He turned his back and dropped the towel. Stepped into the pants. For once not many roots to get in his way. “Umm. Not out of choice. Which would be to be my normal self able to … um … with you.” Would he put it so blatantly if he didn’t see the writing on the wall for himself? How much time would they have? He slid his arms into the shirt she held open for him.
“Umm?” she said encouragingly.
“Well, dally then. A useful Stormy term.”
“Let’s dally. Take what time we have,” she said.
They met in the middle with her stepping forward and him not stepping back.
“If you don’t mind …” he started.
She buried her hands in his weird hair. “What I just said.” Covered his mouth with her lips.
Glued. Sliding. Slipping. Their lips and their tongues.
“Boat’s here,” Shad called.
Tardi groaned. Pecked her for a dessert. “Take what time we have.”
The man Shad and the tree-hair Tardi side-stepped as to who would be first to meet Mr Boatman, for all that they carried bags and chattels under their arms, theirs and hers.
“He knows Callum isn’t with us, he took Trinnet and the young one to the mainland in the first place,” Tardi said, starting along the jetty. Zebe stepped past the glum-faced Stormy.
After one of his cryptic nods, Mr Boatman ignored Zebe.
He addressed the Stormy behind her. “I trusted you.”
An injured sort of tone.
“Haven’t heard from him?” Mr Boatman said. He pushed past them all standing in the well of the boat, one two three, to free the painter from the bollard. “Kiddie used to do this.”
Shad shook his head. “I haven’t.”
“Youngster will not be free wherever he goes,” Mr Boatman said. He pushed back past them.
“I know what you mean. I have that self-same problem,” Tardi said.
“Please sit down, at least two of you,” Mr Boatman flung the words at Zebe and Shad. “So you’ll tell me when he escapes?” he aimed at Tardi.
Tardi slop-slopped and took up a stance to sway with the boat’s movements. He frowned. “There’s only the one way,” he said.
“And you’ll tell me the way and the when?” Mr Boatman said.
“For crying out loud…,” Zebe said.

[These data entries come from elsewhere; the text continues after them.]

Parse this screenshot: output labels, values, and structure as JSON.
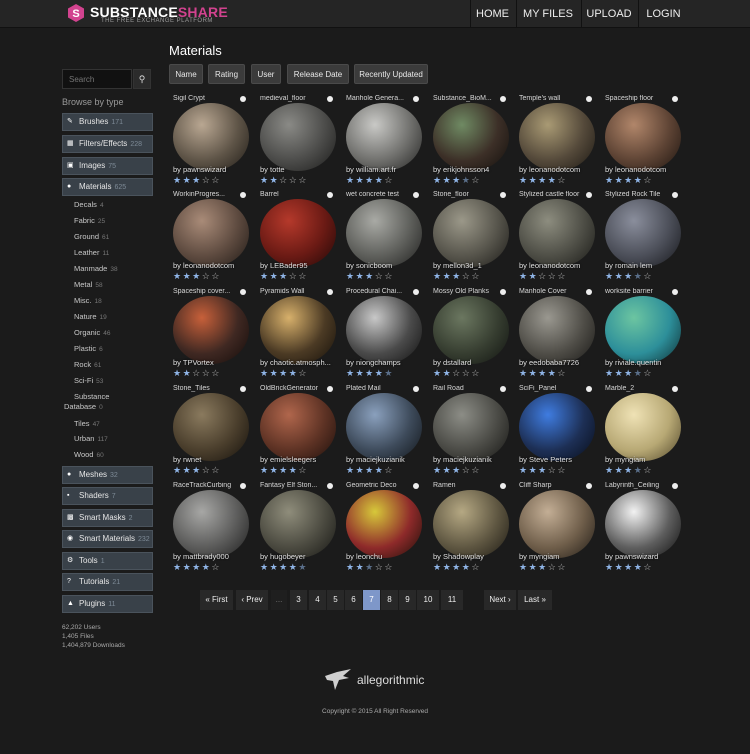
{
  "header": {
    "brand_main": "SUBSTANCE",
    "brand_accent": "SHARE",
    "tagline": "THE FREE EXCHANGE PLATFORM",
    "nav": [
      "HOME",
      "MY FILES",
      "UPLOAD",
      "LOGIN"
    ]
  },
  "page_title": "Materials",
  "sort_buttons": [
    "Name",
    "Rating",
    "User",
    "Release Date",
    "Recently Updated"
  ],
  "search": {
    "placeholder": "Search"
  },
  "sidebar": {
    "browse_label": "Browse by type",
    "categories_top": [
      {
        "label": "Brushes",
        "count": "171",
        "icon": "brush-icon"
      },
      {
        "label": "Filters/Effects",
        "count": "228",
        "icon": "filter-icon"
      },
      {
        "label": "Images",
        "count": "75",
        "icon": "image-icon"
      },
      {
        "label": "Materials",
        "count": "625",
        "icon": "sphere-icon"
      }
    ],
    "subcategories": [
      {
        "label": "Decals",
        "count": "4"
      },
      {
        "label": "Fabric",
        "count": "25"
      },
      {
        "label": "Ground",
        "count": "61"
      },
      {
        "label": "Leather",
        "count": "11"
      },
      {
        "label": "Manmade",
        "count": "38"
      },
      {
        "label": "Metal",
        "count": "58"
      },
      {
        "label": "Misc.",
        "count": "18"
      },
      {
        "label": "Nature",
        "count": "19"
      },
      {
        "label": "Organic",
        "count": "46"
      },
      {
        "label": "Plastic",
        "count": "6"
      },
      {
        "label": "Rock",
        "count": "61"
      },
      {
        "label": "Sci-Fi",
        "count": "53"
      },
      {
        "label": "Substance",
        "label2": "Database",
        "count": "0"
      },
      {
        "label": "Tiles",
        "count": "47"
      },
      {
        "label": "Urban",
        "count": "117"
      },
      {
        "label": "Wood",
        "count": "60"
      }
    ],
    "categories_bottom": [
      {
        "label": "Meshes",
        "count": "32",
        "icon": "mesh-icon"
      },
      {
        "label": "Shaders",
        "count": "7",
        "icon": "shader-icon"
      },
      {
        "label": "Smart Masks",
        "count": "2",
        "icon": "mask-icon"
      },
      {
        "label": "Smart Materials",
        "count": "232",
        "icon": "smart-material-icon"
      },
      {
        "label": "Tools",
        "count": "1",
        "icon": "gear-icon"
      },
      {
        "label": "Tutorials",
        "count": "21",
        "icon": "help-icon"
      },
      {
        "label": "Plugins",
        "count": "11",
        "icon": "plugin-icon"
      }
    ],
    "stats": [
      "62,202 Users",
      "1,405 Files",
      "1,404,879 Downloads"
    ]
  },
  "materials": [
    {
      "title": "Sigil Crypt",
      "author": "by pawnswizard",
      "rating": 3,
      "colors": [
        "#b9a792",
        "#5e5447",
        "#1f1b16"
      ]
    },
    {
      "title": "medieval_floor",
      "author": "by totte",
      "rating": 2,
      "colors": [
        "#8a8a86",
        "#4c4c4a",
        "#1a1a19"
      ]
    },
    {
      "title": "Manhole Genera...",
      "author": "by william.art.fr",
      "rating": 4,
      "colors": [
        "#c9c9c6",
        "#6f6f6c",
        "#222221"
      ]
    },
    {
      "title": "Substance_BioM...",
      "author": "by erikjohnsson4",
      "rating": 3.5,
      "colors": [
        "#6f8a63",
        "#3c2f27",
        "#120f0c"
      ]
    },
    {
      "title": "Temple's wall",
      "author": "by leonanodotcom",
      "rating": 4,
      "colors": [
        "#a99a74",
        "#54493a",
        "#1b1712"
      ]
    },
    {
      "title": "Spaceship floor",
      "author": "by leonanodotcom",
      "rating": 4,
      "colors": [
        "#b1866a",
        "#5d4334",
        "#1c140f"
      ]
    },
    {
      "title": "WorkinProgres...",
      "author": "by leonanodotcom",
      "rating": 3,
      "colors": [
        "#a98b78",
        "#5d4a3f",
        "#1f1915"
      ]
    },
    {
      "title": "Barrel",
      "author": "by LEBader95",
      "rating": 3,
      "colors": [
        "#b5392b",
        "#6a1a14",
        "#1f0807"
      ]
    },
    {
      "title": "wet concrete test",
      "author": "by sonicboom",
      "rating": 3,
      "colors": [
        "#a9aaa5",
        "#5d5e5a",
        "#1e1e1d"
      ]
    },
    {
      "title": "Stone_floor",
      "author": "by mellon3d_1",
      "rating": 3,
      "colors": [
        "#9b9889",
        "#56544b",
        "#1b1a17"
      ]
    },
    {
      "title": "Stylized castle floor",
      "author": "by leonanodotcom",
      "rating": 2,
      "colors": [
        "#8d8d7f",
        "#4d4d45",
        "#181815"
      ]
    },
    {
      "title": "Stylized Rock Tile",
      "author": "by romain lem",
      "rating": 3.5,
      "colors": [
        "#8a8e9c",
        "#4b4e58",
        "#15161a"
      ]
    },
    {
      "title": "Spaceship cover...",
      "author": "by TPVortex",
      "rating": 2,
      "colors": [
        "#c7603a",
        "#3f2822",
        "#120b09"
      ]
    },
    {
      "title": "Pyramids Wall",
      "author": "by chaotic.atmosph...",
      "rating": 4,
      "colors": [
        "#d7b06b",
        "#4b3a24",
        "#140f09"
      ]
    },
    {
      "title": "Procedural Chai...",
      "author": "by niongchamps",
      "rating": 4.5,
      "colors": [
        "#c8c8c8",
        "#4a4a4a",
        "#0f0f0f"
      ]
    },
    {
      "title": "Mossy Old Planks",
      "author": "by dstallard",
      "rating": 2,
      "colors": [
        "#6b7760",
        "#363d30",
        "#101310"
      ]
    },
    {
      "title": "Manhole Cover",
      "author": "by eedobaba7726",
      "rating": 4,
      "colors": [
        "#9a9890",
        "#4f4d47",
        "#181715"
      ]
    },
    {
      "title": "worksite barrier",
      "author": "by riviale.quentin",
      "rating": 3.5,
      "colors": [
        "#6cc5a1",
        "#2d8f9a",
        "#0e2b2f"
      ]
    },
    {
      "title": "Stone_Tiles",
      "author": "by rwnet",
      "rating": 3,
      "colors": [
        "#8a7a5e",
        "#4a3e2c",
        "#14100b"
      ]
    },
    {
      "title": "OldBrickGenerator",
      "author": "by emielsleegers",
      "rating": 4,
      "colors": [
        "#b0664c",
        "#5d3224",
        "#1c0f0b"
      ]
    },
    {
      "title": "Plated Mail",
      "author": "by maciejkuzianik",
      "rating": 4,
      "colors": [
        "#8aa0bd",
        "#3d4a5a",
        "#101418"
      ]
    },
    {
      "title": "Rail Road",
      "author": "by maciejkuzianik",
      "rating": 3,
      "colors": [
        "#8c8d86",
        "#4a4a45",
        "#151513"
      ]
    },
    {
      "title": "SciFi_Panel",
      "author": "by Steve Peters",
      "rating": 3,
      "colors": [
        "#3f7ce0",
        "#1d2f55",
        "#070c17"
      ]
    },
    {
      "title": "Marble_2",
      "author": "by myngiam",
      "rating": 3.5,
      "colors": [
        "#efe2b5",
        "#b7a874",
        "#4d4328"
      ]
    },
    {
      "title": "RaceTrackCurbing",
      "author": "by mattbrady000",
      "rating": 4,
      "colors": [
        "#a7a7a5",
        "#5b5b5a",
        "#1c1c1c"
      ]
    },
    {
      "title": "Fantasy Elf Ston...",
      "author": "by hugobeyer",
      "rating": 4.5,
      "colors": [
        "#8f8d7b",
        "#4b4a40",
        "#161613"
      ]
    },
    {
      "title": "Geometric Deco",
      "author": "by leonchu",
      "rating": 2.5,
      "colors": [
        "#d7c83a",
        "#8e2a2a",
        "#1a0f08"
      ]
    },
    {
      "title": "Ramen",
      "author": "by Shadowplay",
      "rating": 4,
      "colors": [
        "#b5a883",
        "#5e5641",
        "#1b1812"
      ]
    },
    {
      "title": "Cliff Sharp",
      "author": "by myngiam",
      "rating": 3,
      "colors": [
        "#c3ae95",
        "#6f5e4a",
        "#1f1a15"
      ]
    },
    {
      "title": "Labyrinth_Ceiling",
      "author": "by pawnswizard",
      "rating": 4,
      "colors": [
        "#f2f2f2",
        "#5e5e5e",
        "#0d0d0d"
      ]
    }
  ],
  "pagination": {
    "first": "« First",
    "prev": "‹ Prev",
    "ellipsis": "...",
    "pages": [
      "3",
      "4",
      "5",
      "6",
      "7",
      "8",
      "9",
      "10",
      "11"
    ],
    "current": "7",
    "next": "Next ›",
    "last": "Last »"
  },
  "footer": {
    "brand": "allegorithmic",
    "copyright": "Copyright © 2015 All Right Reserved"
  },
  "colors": {
    "brand_accent": "#d2438f",
    "active_page": "#7e97c9",
    "star": "#8fb4e6",
    "category_bg": "#394149"
  }
}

Mr Boatman turned a severe expression on her. “I grew up puttering this boat between the mainland and the Reefarium,” he said. “I recall when the granddaughter came with that child, to hand him over. A toddler. He named me then and there. Mr Boatman. We hit it off right away. He came along for many a there-and-back boat ride. Over time told me all his stories. Things that happened to him. As he grew older, why he must never step foot on the mainland. I know as much as he does.”

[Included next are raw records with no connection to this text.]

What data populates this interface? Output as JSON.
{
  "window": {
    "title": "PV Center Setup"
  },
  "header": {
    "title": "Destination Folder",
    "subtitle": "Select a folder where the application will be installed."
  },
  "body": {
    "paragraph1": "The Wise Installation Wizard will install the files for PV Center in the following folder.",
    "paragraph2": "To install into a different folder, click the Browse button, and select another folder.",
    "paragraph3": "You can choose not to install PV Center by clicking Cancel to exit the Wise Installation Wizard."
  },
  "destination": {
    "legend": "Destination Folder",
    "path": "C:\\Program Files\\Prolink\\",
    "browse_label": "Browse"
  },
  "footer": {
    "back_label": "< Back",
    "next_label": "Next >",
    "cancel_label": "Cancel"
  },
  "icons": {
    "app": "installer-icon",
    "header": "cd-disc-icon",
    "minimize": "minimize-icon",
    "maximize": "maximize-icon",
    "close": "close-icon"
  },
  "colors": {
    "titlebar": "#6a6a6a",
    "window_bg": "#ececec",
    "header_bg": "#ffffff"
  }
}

“You know as much as he knew,” Tardi said. “He lies in a spring. He’ll mineralise and be beautiful.”
“He sleeps the forever sleep,” Boatman said. “I’m happy for him.” He pinched tears from his eyes.
Zebe didn’t know whether to be embarrassed for the boatman or what. She was that short on empathy just now. Her stupid stupid sister.

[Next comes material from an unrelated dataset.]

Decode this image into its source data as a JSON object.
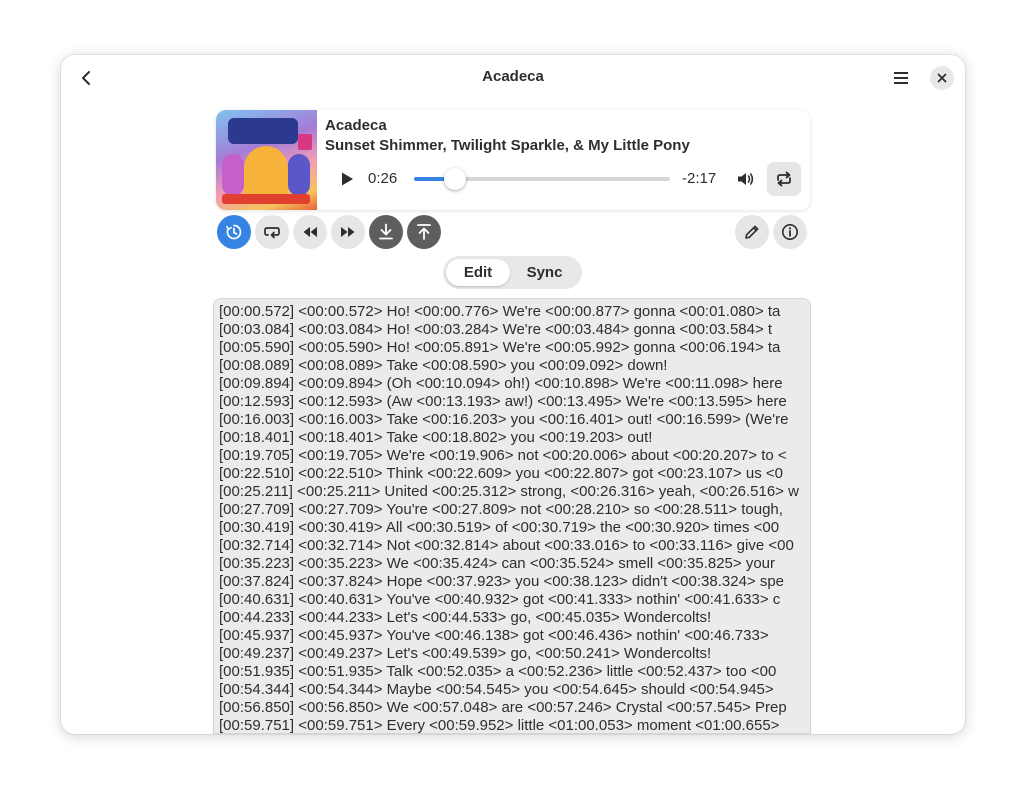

“I’ll take you the long way so you can get a taxi,” Mr Boatman said. “You don’t want to be walking too many places with Mr Tree-man.”
“Have we decided where we are going?” Tardi said, slop slopping in the slop of water in the bottom of the boat.
“Neil and Xanthe’s place, I thought,” Zebe said. “Spare rooms. Where you can tell me your whys and wherefores and I can tell you mine. Plus, where I can get to the bottom of Neil’s news.” Her voice wobbled despite her intention.
All three men looked at her. Mr Boatman with dour interest. Shad knowingly. Neither of them with any hope.
She turned to Tardi. “Do you think Xanthe can still be alive?”
“I don’t know,” he said.
“I don’t like how promptly you came out with that,” she said. “The Huddle supposedly eat only male animals?”
“Do you want a hard truth or a soft lie?”
Even Shad looked shaken. “Tar. Please,” he said.
“I have less time every minute to be normal, Shad,” Tardi said.
Zebe didn’t get why Shad grieved, or what for. It was her sister that was taken into the monster.
“Think about it, Zebe,” Tardi said. “What the aliens were said to look like. I heard you asking. Could a human woman be squeezed so flat and live?”
“The bunch of alien females we are talking about?” Mr Boatman said. “Seems to me I’ll get the Anti-Alien League involved. We’ll keep watch twenty-four seven. Any little clue. No work for a boatman anymore with the Reefarium flooded.”
Zebe gave them all up as unsympathetic. She messaged Neil. “I’ll be at the Colman Street jetty in a bit. Come and pick us up?”